Channel Seven has apologised to a mother who lost her teenage daughter in a quad-bike accident almost two weeks ago after her criticism of its news crew was removed from its Facebook page.
Linda Goldspink-Lord wrote of her anger on the Seven News Sydney Facebook page in a post that attracted more than 32,000 "likes" before it was removed.
She alleged the news station filmed her with the body of her 13-year-old daughter Molly Lord from a helicopter above a property at Kembla Grange, near Wollongong on July 11.
"I would just like to let everyone know of the pain and harassment we suffered as a result of channel 7," she wrote.
"A reporter was on our private property very soon after the accident and whilst Molly was still on the ground. He walked up to the house down to the stables anywhere looking for a story. I went outside at some point to go to her horse for some comfort when the channel 7 helicopter flew above me trying to get footage. My husband was overseas at the time of the accident but footage of myself sitting with my deceased daughter was put on the channel 7 website for the world to see see before I had even told all my family.
"Channel 7 you are a disgrace and what should have been a private moment between a mother and get daughter was exploited for the sake of an exclusive story. You bastards."
Ms Goldspink-Lord posted on Saturday after being unable to find her post on the Seven Facebook page: "What happened to My post ? Didn't you Like what I had to say about your gutter reporting tactics."
Channel Seven's Director of News, Chris Willis, said in a statement that Ms Goldspink-Lord's comments "were removed from our site in error. We apologise for that."
"Taking into account her understandable distress over the coverage of Molly's death, I did ask for the footage to be taken down. That happened but unfortunately her remarks were deleted as well. They are now being restored to our Facebook page. I would also like to stress that we have re-examined our reports into Molly's tragic death and can find no video showing Mrs Goldspink-Lord hugging her daughter," the statement said.

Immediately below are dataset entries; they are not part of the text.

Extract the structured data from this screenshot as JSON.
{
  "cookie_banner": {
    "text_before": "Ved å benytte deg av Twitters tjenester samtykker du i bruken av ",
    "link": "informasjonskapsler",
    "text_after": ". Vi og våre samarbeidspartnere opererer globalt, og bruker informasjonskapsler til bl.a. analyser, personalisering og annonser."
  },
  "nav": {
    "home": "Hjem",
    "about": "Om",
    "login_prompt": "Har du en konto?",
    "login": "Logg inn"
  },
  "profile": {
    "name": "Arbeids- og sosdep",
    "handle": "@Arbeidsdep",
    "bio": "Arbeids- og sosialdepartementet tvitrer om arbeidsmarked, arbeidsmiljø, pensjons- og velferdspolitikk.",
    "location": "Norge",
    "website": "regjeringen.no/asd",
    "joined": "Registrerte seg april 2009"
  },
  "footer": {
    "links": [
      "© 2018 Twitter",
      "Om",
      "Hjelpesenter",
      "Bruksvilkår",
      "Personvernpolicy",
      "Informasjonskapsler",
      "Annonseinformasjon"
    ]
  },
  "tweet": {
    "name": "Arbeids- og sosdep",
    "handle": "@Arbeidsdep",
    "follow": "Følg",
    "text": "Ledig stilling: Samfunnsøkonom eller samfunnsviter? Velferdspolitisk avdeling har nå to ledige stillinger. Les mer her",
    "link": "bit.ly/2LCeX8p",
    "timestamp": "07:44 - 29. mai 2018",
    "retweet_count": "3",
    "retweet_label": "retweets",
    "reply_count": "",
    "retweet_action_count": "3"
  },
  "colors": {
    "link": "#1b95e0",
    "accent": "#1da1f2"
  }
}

Mr Willis said other television stations also visited the property and that the Channel Seven reporter left after being told the family had no comment.
"Our reporters and camera crews know that grieving families have to be approached with sensitivity and compassion," he said.

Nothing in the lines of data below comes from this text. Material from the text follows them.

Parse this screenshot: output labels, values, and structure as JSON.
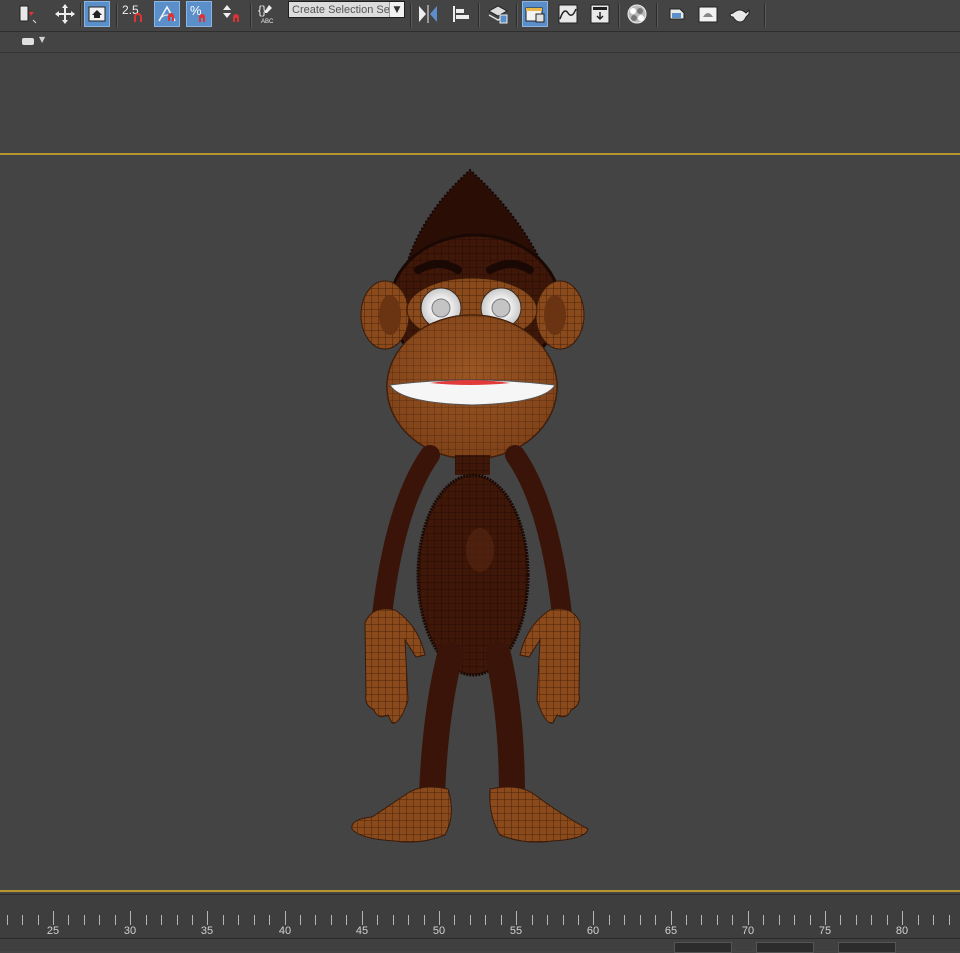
{
  "toolbar": {
    "snap_value": "2.5",
    "selection_set_placeholder": "Create Selection Se",
    "icons": [
      "select-filter-icon",
      "move-icon",
      "select-window-icon",
      "snap-toggle-icon",
      "angle-snap-icon",
      "percent-snap-icon",
      "spinner-snap-icon",
      "edit-named-sets-icon",
      "mirror-icon",
      "align-icon",
      "layer-manager-icon",
      "scene-explorer-icon",
      "curve-editor-icon",
      "schematic-view-icon",
      "material-editor-icon",
      "render-setup-icon",
      "rendered-frame-icon",
      "render-teapot-icon",
      "render-iterative-icon"
    ]
  },
  "timeline": {
    "labels": [
      "25",
      "30",
      "35",
      "40",
      "45",
      "50",
      "55",
      "60",
      "65",
      "70",
      "75",
      "80"
    ]
  },
  "colors": {
    "viewport_bg": "#444444",
    "viewport_border": "#b8952e",
    "active_button": "#5b8fc9"
  }
}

A Facebook page called "Justice for Linda Goldspink-Lord" was set up in support of the family and has attracted more than 2000 "likes".

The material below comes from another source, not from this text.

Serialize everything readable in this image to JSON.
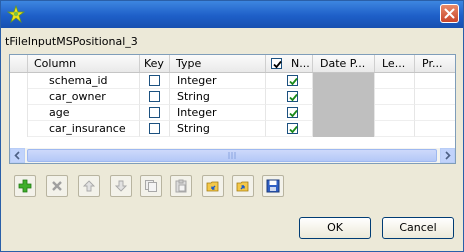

"I await for the day when ethics, integrity and sensitive compassion returns to journalism," one of the page's administrators posted yesterday. Other Facebook commentators wrote of their disgust for the media and journalists.
Social media expert Laurel Papworth said Channel Seven's removal of the post showed "a lack of experience by traditional media of community media" and "an unacceptable error".
"Instead of running stories continuously on how people on Facebook are losers, stalkers and time wasters (thereby insulting over [half of] the Australian population), TV stations should be taking a far more professional approach to community news engagement," she wrote in an email.
Ms Papworth added that the growth of social media meant traditional ways of news gathering had been circumvented.
"The challenge going forward is that now people can report their own stories, pass on stories to each other and give opinions on news gathered by friends and family, they won't understand why strangers/journalists still do what they do - coming knocking at the 'wrong time'," she wrote.
"In addition some of the darker side of journalism that has always been there will become apparent ... Whether it was Channel 7 or 9 is ultimately irrelevant - this grieving mother clearly had a bad experience with journalists who fight to remain relevant in an increasingly unfriendly (to media) world. The sheer number of comments and backlash online is from an Australian community that no longer supports their traditional newsgatherers!"
Quad bikes are now the biggest killer on Australian farms, The Sun-Herald reported yesterday.